> [Extracted records]

+-------+

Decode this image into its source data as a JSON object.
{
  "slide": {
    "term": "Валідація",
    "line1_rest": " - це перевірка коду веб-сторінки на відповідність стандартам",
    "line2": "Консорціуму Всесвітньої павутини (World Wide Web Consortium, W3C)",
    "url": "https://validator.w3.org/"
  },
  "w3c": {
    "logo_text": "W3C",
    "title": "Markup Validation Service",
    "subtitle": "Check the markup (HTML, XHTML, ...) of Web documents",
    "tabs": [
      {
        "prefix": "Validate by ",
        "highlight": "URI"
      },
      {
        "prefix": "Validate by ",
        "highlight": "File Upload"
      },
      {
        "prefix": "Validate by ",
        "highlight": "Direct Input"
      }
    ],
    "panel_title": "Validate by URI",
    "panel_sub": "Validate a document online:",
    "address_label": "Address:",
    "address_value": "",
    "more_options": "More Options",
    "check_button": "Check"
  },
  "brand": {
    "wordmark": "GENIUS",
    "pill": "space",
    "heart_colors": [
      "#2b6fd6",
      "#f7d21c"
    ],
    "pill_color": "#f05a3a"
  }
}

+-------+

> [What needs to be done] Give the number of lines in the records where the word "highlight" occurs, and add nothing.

> [Response to this exercise] 3